Archimedes, however, was much more of a practical philosopher, and examined the concept from a very different angle. While experimenting with the concept in the bath, he noticed that the water level of the bath remained constant while his body was in the bath, despite his excretions. The clarity of the water, however, was visibly reduced, as was it's ability to cleanse. According to rumour of the time, this caused him to become so excited he jumped from his bath and ran through the streets, with evidence of his experiment being olfactorily attached to him. This caused witnesses to shout out “Eureka”. [1]

Biblical approaches[edit]

God's greatest gift to mankind.

The word ἀκρασία occurs twice in the Koine Greek New Testament. In Matthew 23:25 Jesus says Οὐαὶ ὑμῖν γραμματεῖς καὶ Φαρισαῖοι ὑποκριταί ὅτι καθαρίζετε τὸ ἔξωθεν τοῦ ποτηρίου καὶ τῆς παροψίδος; ἔσωθεν δὲ γέμουσιν ἐξ ἀκρασίας, which translates as “Woe unto you, scribes and Pharisees, hypocrites! for ye make clean the outside of the cup and of the platter, but within they are full of faeces.”

Similarly, the Apostle Paul, also gives incontinence as a reason for a husband and wife to not deprive each other of sex.[2]

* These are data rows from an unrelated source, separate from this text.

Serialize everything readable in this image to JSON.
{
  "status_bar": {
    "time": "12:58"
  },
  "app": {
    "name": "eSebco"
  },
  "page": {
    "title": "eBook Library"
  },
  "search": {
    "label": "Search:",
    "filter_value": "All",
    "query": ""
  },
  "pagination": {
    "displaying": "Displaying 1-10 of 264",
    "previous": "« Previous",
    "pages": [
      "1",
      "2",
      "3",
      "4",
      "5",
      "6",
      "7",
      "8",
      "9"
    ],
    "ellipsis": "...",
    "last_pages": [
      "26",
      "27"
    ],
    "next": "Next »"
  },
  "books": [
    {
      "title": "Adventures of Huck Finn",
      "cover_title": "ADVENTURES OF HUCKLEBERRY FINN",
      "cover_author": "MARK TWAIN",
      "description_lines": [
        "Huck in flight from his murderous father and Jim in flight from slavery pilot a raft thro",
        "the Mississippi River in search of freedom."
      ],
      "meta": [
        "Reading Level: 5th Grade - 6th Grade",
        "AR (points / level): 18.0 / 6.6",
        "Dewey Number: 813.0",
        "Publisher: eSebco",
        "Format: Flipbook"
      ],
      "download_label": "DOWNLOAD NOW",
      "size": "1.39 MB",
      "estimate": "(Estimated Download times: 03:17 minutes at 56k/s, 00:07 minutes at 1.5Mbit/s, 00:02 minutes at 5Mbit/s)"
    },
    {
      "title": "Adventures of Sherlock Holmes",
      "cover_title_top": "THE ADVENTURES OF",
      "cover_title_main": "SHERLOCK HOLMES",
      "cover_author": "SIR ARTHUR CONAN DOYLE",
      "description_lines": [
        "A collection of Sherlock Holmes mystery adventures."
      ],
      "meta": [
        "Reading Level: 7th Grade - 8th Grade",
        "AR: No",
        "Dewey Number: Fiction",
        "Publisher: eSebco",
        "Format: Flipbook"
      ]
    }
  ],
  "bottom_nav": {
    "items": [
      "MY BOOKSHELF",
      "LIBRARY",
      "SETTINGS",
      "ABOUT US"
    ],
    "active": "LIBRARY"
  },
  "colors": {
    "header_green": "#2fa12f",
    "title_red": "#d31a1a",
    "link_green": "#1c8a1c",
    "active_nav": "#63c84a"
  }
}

  1. “You smelt it, you dealt it”
  2. “Defraud ye not one the other, except it be with consent for a time, that ye may give yourselves to fasting and prayer; and come together again, that Satan tempt you not for your incontinence.” 1 Corinthians 7:5, The Holy Bible King James Version: 1611 Edition. Hendrickson Publishers. ISBN 1-56563-160-9